Disturbed and Agricultural Areas
A number of birds are predominantly found in villages, around bridges, or in suburban gardens. Mosque Swallows and Gray-headed Sparrows nest around buildings. White-rumped Swift, Wire-tailed Swallow, Red-rumped Swallow, Lesser Striped-Swallow, and Red-throated Swallow commonly nest under bridges and some are expanding their range as a result. Many migrants appear in suburban areas including gardens, as do a variety of sunbirds, finches, and whydahs. Commercial farms attract storks, raptors, doves, and various other open country species.
WHEN TO VISIT ZAMBIA
Zambia is in a subtropical region of Africa but still has 3 main seasons due to it's land-locked location and its elevation. The seasons in turn govern when birding is at its best. The seasons are dry season from May-August, hot season from September to mid-November, and wet season from mid-November-April. Dry season is the coolest season when day-time temperatures are around 72-82 degrees F, while day-time temperatures during hot season are around 101-108 degrees F. Temperatures during the wet season are usually in the low 90's.
Time to visit depends on one's goals. The best time for birding is wet season because that's when birds are breeding. There is also a diversity of Palearctic migrants that are absent at other times of year. However, logistics become more difficult, some roads become impassible, and some reserves are closed. South Luangwa National Park has only limited access and the Nanzhila Plains Safari Camp in south Kafue is closed from mid-November to April. If seeing African Pitta is a priority, then one must visit during December-January. If seeing Shoebills is a priority, the best time is dry season when the Bangweulu Wetlands is accessible.
Game viewing is best during dry season from June-early November because grass is short and the animals are easiest to see. Peak time is the driest time during October-November when game animals congregate around waterholes. The worst time for game viewing is the wet season when grass is tall and animals are harder to see.

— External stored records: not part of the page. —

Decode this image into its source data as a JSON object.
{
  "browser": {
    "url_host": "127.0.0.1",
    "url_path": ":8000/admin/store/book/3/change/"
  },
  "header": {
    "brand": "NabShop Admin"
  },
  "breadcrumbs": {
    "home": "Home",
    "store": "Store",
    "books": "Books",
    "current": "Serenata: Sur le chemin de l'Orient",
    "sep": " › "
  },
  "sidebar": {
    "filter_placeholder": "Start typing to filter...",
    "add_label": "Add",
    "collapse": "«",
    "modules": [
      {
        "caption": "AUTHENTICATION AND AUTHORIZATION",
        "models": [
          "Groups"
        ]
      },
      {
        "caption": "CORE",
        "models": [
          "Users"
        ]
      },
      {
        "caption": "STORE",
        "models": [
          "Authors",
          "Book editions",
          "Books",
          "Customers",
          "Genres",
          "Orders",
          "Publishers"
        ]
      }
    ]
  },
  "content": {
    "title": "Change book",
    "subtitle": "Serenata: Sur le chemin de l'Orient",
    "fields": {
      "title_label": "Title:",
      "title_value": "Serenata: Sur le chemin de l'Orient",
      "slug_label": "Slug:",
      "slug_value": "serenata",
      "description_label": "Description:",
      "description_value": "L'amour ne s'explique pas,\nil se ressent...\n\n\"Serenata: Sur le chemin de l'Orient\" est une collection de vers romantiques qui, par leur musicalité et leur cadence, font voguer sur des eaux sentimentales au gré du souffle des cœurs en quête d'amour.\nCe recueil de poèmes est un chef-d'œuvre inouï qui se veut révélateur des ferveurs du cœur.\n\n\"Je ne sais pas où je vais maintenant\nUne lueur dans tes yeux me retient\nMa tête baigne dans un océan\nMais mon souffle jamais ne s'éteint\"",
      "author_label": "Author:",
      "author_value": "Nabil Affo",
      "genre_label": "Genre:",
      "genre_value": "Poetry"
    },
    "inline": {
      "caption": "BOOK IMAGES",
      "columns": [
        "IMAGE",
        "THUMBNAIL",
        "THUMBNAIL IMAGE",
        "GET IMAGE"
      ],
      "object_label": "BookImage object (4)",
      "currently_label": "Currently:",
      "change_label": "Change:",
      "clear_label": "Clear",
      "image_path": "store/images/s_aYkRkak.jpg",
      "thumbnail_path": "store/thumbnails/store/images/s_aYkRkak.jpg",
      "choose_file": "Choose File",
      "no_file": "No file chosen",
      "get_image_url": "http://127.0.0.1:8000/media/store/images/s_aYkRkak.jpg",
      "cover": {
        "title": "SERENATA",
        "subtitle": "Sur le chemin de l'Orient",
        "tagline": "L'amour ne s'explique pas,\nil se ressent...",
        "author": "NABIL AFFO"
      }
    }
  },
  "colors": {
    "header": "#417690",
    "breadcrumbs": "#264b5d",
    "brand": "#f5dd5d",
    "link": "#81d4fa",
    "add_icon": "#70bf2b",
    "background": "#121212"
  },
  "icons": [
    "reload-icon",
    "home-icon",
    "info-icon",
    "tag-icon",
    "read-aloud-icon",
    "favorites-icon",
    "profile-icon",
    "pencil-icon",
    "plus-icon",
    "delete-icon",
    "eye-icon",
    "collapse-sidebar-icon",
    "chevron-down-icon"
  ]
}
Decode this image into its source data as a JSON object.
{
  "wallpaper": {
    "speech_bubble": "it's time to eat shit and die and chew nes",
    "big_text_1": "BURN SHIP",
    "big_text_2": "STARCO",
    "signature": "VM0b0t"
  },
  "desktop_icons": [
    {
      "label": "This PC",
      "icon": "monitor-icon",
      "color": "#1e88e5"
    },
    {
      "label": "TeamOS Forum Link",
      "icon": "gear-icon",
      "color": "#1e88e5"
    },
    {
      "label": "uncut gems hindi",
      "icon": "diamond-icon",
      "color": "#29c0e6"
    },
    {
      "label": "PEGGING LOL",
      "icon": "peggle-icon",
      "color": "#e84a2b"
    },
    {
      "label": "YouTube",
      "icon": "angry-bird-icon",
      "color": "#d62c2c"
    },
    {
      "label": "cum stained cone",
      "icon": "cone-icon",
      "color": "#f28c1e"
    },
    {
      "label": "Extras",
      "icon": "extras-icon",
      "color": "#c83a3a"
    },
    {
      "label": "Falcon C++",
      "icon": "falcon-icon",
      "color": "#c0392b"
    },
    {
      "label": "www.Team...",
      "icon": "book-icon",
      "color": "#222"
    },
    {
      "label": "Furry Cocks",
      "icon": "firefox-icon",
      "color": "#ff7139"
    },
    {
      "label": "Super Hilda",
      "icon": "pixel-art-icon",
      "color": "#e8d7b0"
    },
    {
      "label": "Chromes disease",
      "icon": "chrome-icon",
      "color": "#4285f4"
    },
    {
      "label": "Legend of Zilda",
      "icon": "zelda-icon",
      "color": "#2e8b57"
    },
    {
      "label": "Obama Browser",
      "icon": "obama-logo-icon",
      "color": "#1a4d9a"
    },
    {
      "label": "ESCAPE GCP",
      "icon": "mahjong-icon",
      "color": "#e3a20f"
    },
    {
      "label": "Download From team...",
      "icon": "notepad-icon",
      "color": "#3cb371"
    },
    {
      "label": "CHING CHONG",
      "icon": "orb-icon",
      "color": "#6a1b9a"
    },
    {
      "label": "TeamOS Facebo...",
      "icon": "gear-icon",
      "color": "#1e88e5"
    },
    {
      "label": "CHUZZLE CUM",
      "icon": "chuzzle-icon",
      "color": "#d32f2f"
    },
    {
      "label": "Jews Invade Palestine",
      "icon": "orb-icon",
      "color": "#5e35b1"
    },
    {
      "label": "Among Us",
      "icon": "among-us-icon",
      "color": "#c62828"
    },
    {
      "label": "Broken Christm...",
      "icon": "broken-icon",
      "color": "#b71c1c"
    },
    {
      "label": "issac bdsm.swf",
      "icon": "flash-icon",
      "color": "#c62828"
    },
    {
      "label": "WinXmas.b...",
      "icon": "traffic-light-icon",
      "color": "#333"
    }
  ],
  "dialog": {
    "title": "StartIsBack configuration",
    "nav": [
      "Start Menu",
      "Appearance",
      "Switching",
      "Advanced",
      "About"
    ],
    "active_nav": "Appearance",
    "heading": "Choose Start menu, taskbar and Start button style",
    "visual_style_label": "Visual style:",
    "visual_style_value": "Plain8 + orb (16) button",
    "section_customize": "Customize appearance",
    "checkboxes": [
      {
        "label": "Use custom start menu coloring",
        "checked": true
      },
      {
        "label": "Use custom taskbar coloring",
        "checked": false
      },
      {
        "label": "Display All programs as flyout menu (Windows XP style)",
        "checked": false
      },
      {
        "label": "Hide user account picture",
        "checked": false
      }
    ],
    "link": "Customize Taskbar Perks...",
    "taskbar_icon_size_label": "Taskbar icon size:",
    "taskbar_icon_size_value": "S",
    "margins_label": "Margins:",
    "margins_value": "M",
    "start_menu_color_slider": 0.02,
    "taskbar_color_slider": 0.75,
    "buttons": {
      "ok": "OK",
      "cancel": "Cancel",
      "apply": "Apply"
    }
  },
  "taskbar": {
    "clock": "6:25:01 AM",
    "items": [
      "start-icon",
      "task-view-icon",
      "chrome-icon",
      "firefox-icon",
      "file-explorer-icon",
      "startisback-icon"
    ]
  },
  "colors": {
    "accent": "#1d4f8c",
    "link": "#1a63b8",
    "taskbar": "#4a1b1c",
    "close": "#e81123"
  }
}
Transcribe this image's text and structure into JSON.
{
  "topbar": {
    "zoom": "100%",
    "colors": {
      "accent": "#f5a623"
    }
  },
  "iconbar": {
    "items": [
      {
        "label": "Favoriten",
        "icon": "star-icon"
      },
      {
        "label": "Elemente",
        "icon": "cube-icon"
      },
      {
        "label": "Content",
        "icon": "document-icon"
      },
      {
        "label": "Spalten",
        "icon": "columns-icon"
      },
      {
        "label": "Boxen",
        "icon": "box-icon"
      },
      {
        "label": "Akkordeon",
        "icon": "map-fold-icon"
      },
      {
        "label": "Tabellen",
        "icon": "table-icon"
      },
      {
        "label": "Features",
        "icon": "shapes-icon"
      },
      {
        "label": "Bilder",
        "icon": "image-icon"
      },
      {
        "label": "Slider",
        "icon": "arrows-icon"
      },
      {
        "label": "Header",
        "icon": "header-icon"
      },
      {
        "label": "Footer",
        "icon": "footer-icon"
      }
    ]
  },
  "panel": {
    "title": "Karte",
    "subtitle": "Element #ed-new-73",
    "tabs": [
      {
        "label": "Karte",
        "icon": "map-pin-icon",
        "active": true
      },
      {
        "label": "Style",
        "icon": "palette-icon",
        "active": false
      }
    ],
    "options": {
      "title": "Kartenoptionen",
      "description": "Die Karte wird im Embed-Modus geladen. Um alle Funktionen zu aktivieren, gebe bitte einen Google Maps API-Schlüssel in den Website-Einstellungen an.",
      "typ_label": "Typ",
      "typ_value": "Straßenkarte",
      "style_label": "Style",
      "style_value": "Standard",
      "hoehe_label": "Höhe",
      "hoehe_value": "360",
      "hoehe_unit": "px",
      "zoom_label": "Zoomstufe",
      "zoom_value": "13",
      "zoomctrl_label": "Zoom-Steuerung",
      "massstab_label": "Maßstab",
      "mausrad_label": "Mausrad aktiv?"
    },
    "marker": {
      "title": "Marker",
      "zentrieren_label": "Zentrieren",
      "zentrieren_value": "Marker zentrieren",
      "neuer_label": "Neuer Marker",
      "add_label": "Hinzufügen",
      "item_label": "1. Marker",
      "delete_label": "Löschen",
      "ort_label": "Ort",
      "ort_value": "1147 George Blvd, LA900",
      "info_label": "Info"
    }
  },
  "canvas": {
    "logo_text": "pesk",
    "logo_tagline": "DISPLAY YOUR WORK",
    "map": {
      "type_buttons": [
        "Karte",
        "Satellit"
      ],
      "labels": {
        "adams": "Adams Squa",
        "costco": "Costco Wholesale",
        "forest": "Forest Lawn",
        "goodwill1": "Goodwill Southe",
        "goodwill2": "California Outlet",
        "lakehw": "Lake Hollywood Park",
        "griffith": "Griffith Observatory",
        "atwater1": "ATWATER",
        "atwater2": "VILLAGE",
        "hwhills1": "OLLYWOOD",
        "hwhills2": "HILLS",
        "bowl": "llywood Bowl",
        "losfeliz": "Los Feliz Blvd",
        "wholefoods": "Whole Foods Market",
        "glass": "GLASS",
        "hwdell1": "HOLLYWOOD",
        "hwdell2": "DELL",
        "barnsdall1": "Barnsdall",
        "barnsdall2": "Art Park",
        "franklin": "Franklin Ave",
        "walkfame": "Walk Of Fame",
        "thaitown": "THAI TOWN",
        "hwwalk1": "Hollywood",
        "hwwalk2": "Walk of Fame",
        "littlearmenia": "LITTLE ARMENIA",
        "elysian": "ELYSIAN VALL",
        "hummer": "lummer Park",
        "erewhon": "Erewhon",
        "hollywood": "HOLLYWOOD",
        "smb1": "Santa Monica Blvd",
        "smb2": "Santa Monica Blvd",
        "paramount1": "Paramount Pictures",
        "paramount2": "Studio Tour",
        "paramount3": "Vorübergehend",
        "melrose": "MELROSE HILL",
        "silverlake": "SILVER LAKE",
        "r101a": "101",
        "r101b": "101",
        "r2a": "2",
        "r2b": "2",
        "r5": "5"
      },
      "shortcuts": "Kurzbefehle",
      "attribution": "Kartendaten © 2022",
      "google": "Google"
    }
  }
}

The best viewing of Victoria Falls is April-May when the cataract is truly thunderous and water levels are highest. At this time the spray can be so intense that the falls may become difficult to actually see. The flow becomes progressively less as dry season progresses, so the worst time for viewing the falls is peak dry season during October-early November.